Your goal:
A complete answer includes every line below with the word "bulb".

(Beginning of Records shown)

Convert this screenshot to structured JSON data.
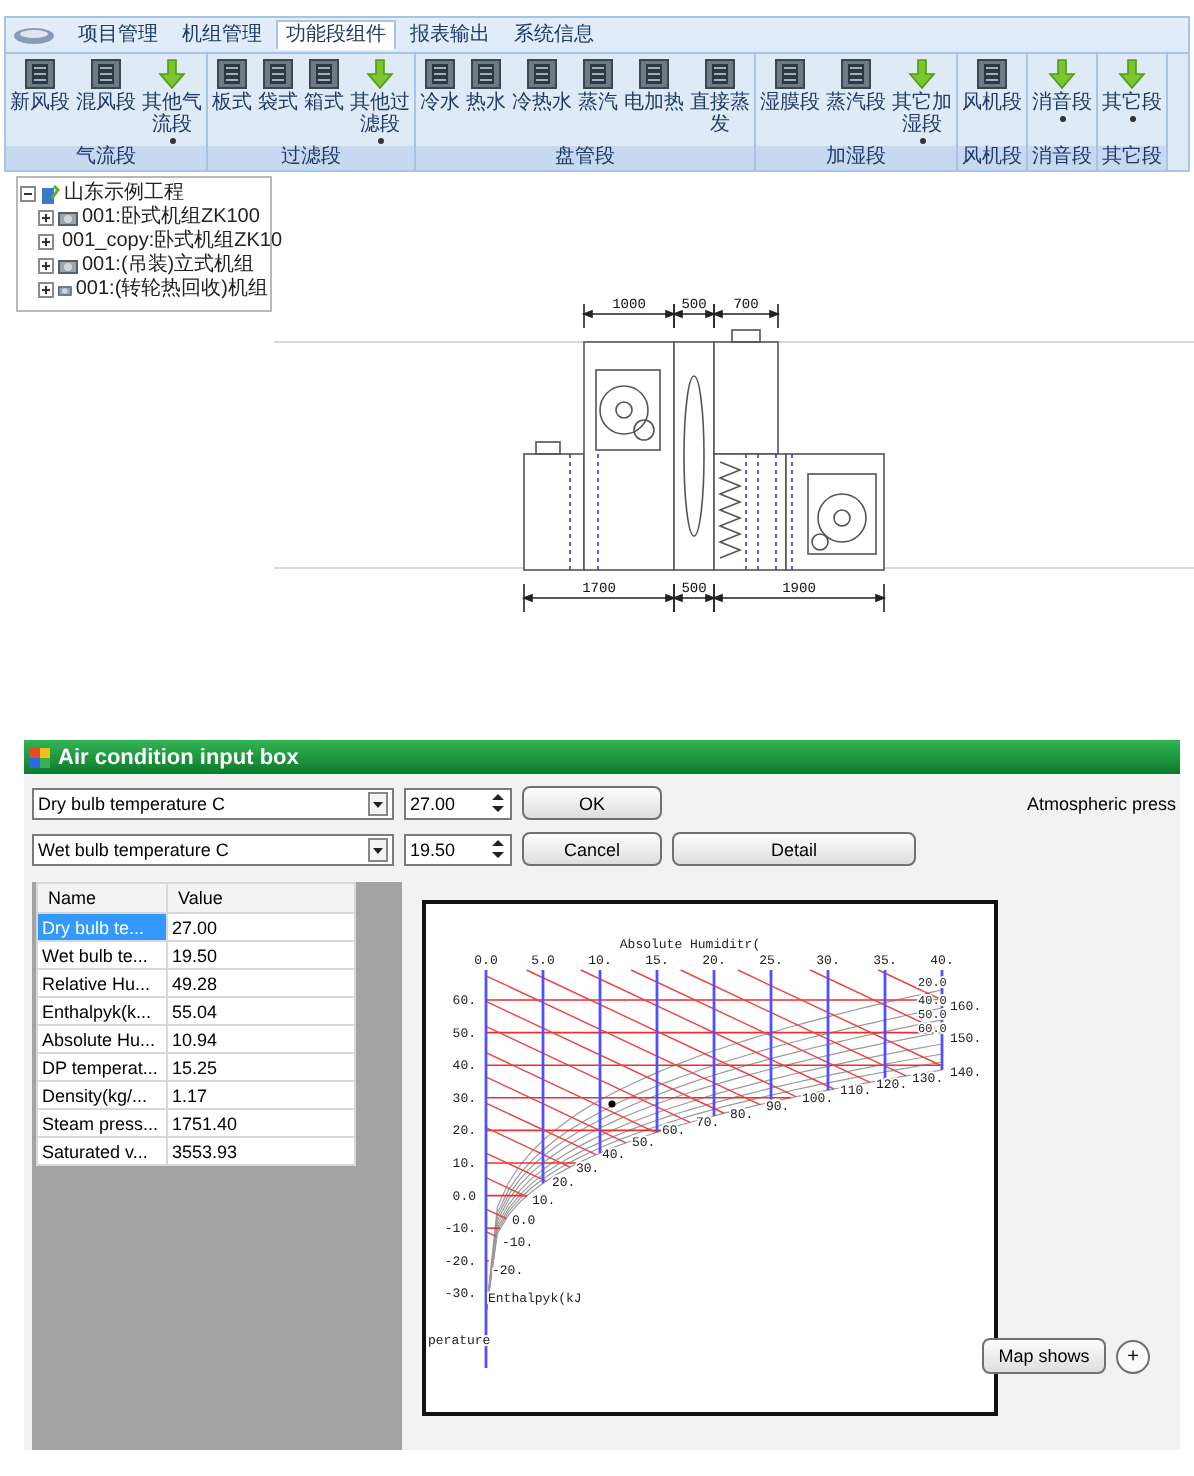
{
  "designer": {
    "tabs": [
      {
        "label": "项目管理",
        "selected": false
      },
      {
        "label": "机组管理",
        "selected": false
      },
      {
        "label": "功能段组件",
        "selected": true
      },
      {
        "label": "报表输出",
        "selected": false
      },
      {
        "label": "系统信息",
        "selected": false
      }
    ],
    "ribbon_groups": [
      {
        "label": "气流段",
        "buttons": [
          {
            "label": "新风段",
            "kind": "tile",
            "menu": false
          },
          {
            "label": "混风段",
            "kind": "tile",
            "menu": false
          },
          {
            "label": "其他气流段",
            "kind": "arrow",
            "menu": true
          }
        ]
      },
      {
        "label": "过滤段",
        "buttons": [
          {
            "label": "板式",
            "kind": "tile",
            "menu": false
          },
          {
            "label": "袋式",
            "kind": "tile",
            "menu": false
          },
          {
            "label": "箱式",
            "kind": "tile",
            "menu": false
          },
          {
            "label": "其他过滤段",
            "kind": "arrow",
            "menu": true
          }
        ]
      },
      {
        "label": "盘管段",
        "buttons": [
          {
            "label": "冷水",
            "kind": "tile",
            "menu": false
          },
          {
            "label": "热水",
            "kind": "tile",
            "menu": false
          },
          {
            "label": "冷热水",
            "kind": "tile",
            "menu": false
          },
          {
            "label": "蒸汽",
            "kind": "tile",
            "menu": false
          },
          {
            "label": "电加热",
            "kind": "tile",
            "menu": false
          },
          {
            "label": "直接蒸发",
            "kind": "tile",
            "menu": false
          }
        ]
      },
      {
        "label": "加湿段",
        "buttons": [
          {
            "label": "湿膜段",
            "kind": "tile",
            "menu": false
          },
          {
            "label": "蒸汽段",
            "kind": "tile",
            "menu": false
          },
          {
            "label": "其它加湿段",
            "kind": "arrow",
            "menu": true
          }
        ]
      },
      {
        "label": "风机段",
        "buttons": [
          {
            "label": "风机段",
            "kind": "tile",
            "menu": false
          }
        ]
      },
      {
        "label": "消音段",
        "buttons": [
          {
            "label": "消音段",
            "kind": "arrow",
            "menu": true
          }
        ]
      },
      {
        "label": "其它段",
        "buttons": [
          {
            "label": "其它段",
            "kind": "arrow",
            "menu": true
          }
        ]
      }
    ],
    "project_tree": {
      "label": "山东示例工程",
      "expanded": true,
      "children": [
        {
          "label": "001:卧式机组ZK100",
          "expanded": false
        },
        {
          "label": "001_copy:卧式机组ZK10",
          "expanded": false
        },
        {
          "label": "001:(吊装)立式机组",
          "expanded": false
        },
        {
          "label": "001:(转轮热回收)机组",
          "expanded": false
        }
      ]
    },
    "drawing": {
      "top_dimensions": [
        "1000",
        "500",
        "700"
      ],
      "bottom_dimensions": [
        "1700",
        "500",
        "1900"
      ]
    }
  },
  "input_box": {
    "title": "Air condition input box",
    "rows": [
      {
        "parameter": "Dry bulb temperature C",
        "value": "27.00",
        "buttons": [
          "OK"
        ]
      },
      {
        "parameter": "Wet bulb temperature C",
        "value": "19.50",
        "buttons": [
          "Cancel",
          "Detail"
        ]
      }
    ],
    "pressure_label": "Atmospheric press",
    "table": {
      "columns": [
        "Name",
        "Value"
      ],
      "rows": [
        {
          "name": "Dry bulb te...",
          "value": "27.00",
          "selected": true
        },
        {
          "name": "Wet bulb te...",
          "value": "19.50",
          "selected": false
        },
        {
          "name": "Relative Hu...",
          "value": "49.28",
          "selected": false
        },
        {
          "name": "Enthalpyk(k...",
          "value": "55.04",
          "selected": false
        },
        {
          "name": "Absolute Hu...",
          "value": "10.94",
          "selected": false
        },
        {
          "name": "DP temperat...",
          "value": "15.25",
          "selected": false
        },
        {
          "name": "Density(kg/...",
          "value": "1.17",
          "selected": false
        },
        {
          "name": "Steam press...",
          "value": "1751.40",
          "selected": false
        },
        {
          "name": "Saturated v...",
          "value": "3553.93",
          "selected": false
        }
      ]
    },
    "chart": {
      "x_title": "Absolute Humiditr(",
      "y_title": "perature",
      "enthalpy_title": "Enthalpyk(kJ",
      "x_ticks": [
        "0.0",
        "5.0",
        "10.",
        "15.",
        "20.",
        "25.",
        "30.",
        "35.",
        "40."
      ],
      "y_ticks": [
        "60.",
        "50.",
        "40.",
        "30.",
        "20.",
        "10.",
        "0.0",
        "-10.",
        "-20.",
        "-30."
      ],
      "enthalpy_labels": [
        "-20.",
        "-10.",
        "0.0",
        "10.",
        "20.",
        "30.",
        "40.",
        "50.",
        "60.",
        "70.",
        "80.",
        "90.",
        "100.",
        "110.",
        "120.",
        "130.",
        "160.",
        "150.",
        "140."
      ],
      "humidity_labels": [
        "20.0",
        "40.0",
        "50.0",
        "60.0"
      ]
    },
    "map_button": "Map shows",
    "plus_button": "+"
  }
}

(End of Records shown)

Solved exercise:
        "parameter": "Dry bulb temperature C",
        "parameter": "Wet bulb temperature C",
          "name": "Dry bulb te...",
          "name": "Wet bulb te...",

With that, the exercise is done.